Trees

Pasadena Beautiful Foundation works with the city to plant trees in parks, in streets and around neighborhoods as well as on Arbor Day. 

Pasadena Beautiful was founded in 1960 to plant street trees
to enhance the beauty of Pasadena. One of our primary goals continues to be the selection, purchase and planting of street trees. Following the City’s Master Street Tree guidelines, a very dedicated Pasadena Beautiful volunteer, Emina Darakjy hand selects each tree for a specific site. Supervised planting and maintenance by trained professionals ensure a healthy tree canopy for our city.

The beautiful green tree canopies in Pasadena are in small part
an example of our efforts over the last 60 years making it a
special place to live, work and raise a family.

A PBF member represents the organization on the Urban Forestry Advisory Committee (UFAC) board and attends their monthly meeting to advocate for the future care and protection of our urban forest because we want to protect and preserve.

July Tree of the Month

Jacaranda mimosifolia, commonly known as Jacaranda
Family: Bignoniaceae
Origin: Brazil and Argentina

The jacaranda is a very spectacular tree when in bloom. It is fast growing with a height of 25 to 50 feet, and a spread of 50 plus feet.  It is considered a partially deciduous tree.

The leaves are light green and up to 2 feet long and each leaf is composed of dozens of ¼ inch leaflets. The leaves are delicate and fernlike.  The trunk bark is grayish brown, smooth at first turning rough as the tree matures. In late spring the jacaranda tree gets covered with clusters of fragrant rich violet/blue trumpet shaped flowers that are 2 inches long. The tree continues to bloom sporadically throughout the summer. After that brown disk-shaped seed pods appear.

There is also a white flower variety which is rare called: Jacaranda mimosifolia alba. You can find one growing at the corner of south Lake Avenue and Del Mar in Pasadena.

The Jacaranda prefers a soil with good drainage, is drought tolerant when mature, does better in a sunny area but tolerates partial shade. It requires a minimum parkway width of 5 feet. The damage to sidewalks from its roots is moderate.  The tree is susceptible to aphids and Phytophthora root disease.

In his 1988 book titled “Exceptional Trees of Los Angeles” Donald R. Hodel describes a Jacaranda tree at 1870 south Los Robles in San Marino as “The largest and most outstanding specimen in the area” with a 50 feet height and a spread of over 50 feet.

I visited this tree recently with Mr. Hodel’s book in hand and found the tree to be even more spectacular than it did in 1988. The homeowner came out and was very happy to see her tree featured in a book.
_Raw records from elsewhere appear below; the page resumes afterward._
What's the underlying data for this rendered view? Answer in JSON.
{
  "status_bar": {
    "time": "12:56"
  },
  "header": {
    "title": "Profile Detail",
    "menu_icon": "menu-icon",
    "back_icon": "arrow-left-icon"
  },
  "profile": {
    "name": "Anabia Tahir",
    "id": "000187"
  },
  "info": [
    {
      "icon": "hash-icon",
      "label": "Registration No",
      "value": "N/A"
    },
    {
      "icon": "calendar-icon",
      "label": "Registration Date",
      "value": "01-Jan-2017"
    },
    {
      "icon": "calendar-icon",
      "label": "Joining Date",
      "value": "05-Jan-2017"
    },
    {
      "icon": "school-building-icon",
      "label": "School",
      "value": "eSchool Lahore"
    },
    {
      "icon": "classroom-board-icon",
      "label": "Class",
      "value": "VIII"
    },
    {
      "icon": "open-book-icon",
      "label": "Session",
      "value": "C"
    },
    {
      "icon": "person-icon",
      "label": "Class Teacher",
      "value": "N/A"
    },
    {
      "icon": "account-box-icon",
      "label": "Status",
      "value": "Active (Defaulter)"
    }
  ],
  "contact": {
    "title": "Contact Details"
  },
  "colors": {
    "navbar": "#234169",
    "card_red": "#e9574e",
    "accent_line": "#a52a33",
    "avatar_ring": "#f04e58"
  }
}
She moved into the house 13 years ago and heard from her realtor that the tree is famous!

You will find the jacaranda trees gracing many neighborhoods and parks in southern California, and if your plane happens to be landing at LAX in late spring, don’t forget to look out of your window, you will be rewarded with a breathtaking view of a sea of purple flowers.

Article and photos by Emina Darakjy

Tree Request Information for Homeowners:

Typically, when the city is ready to start their planting cycle, they will leave a note to inform the homeowner that they are about to get a tree which is usually a 15-gallon tree. If you prefer a larger tree than the one provided by the city, please inform the city of your preference. The city will then contact Pasadena Beautiful about the homeowner’s request for the upgrade, and PBF will instead provide a 24 in. box size tree. 

Please note that the planting site has to be approved and the curb marked by the city after the dead tree is removed and the stump is ground prior to planting a new tree.

Alternatively, as the homeowner, if you want to pay for a larger tree, please email us at [email protected] and include your address and contact information where you can be reached. The cost is $500 and includes the tree, delivery, stakes, ties, trunk guard, slow-release fertilizer, soil amendments, mulch and labor.

Street tree requests should be directed to the 311 call center or (626) 744-3846

Any questions or inquiries regarding urban forest, please call or email:
Michael King
Email: [email protected]
Phone: (626) 744-3846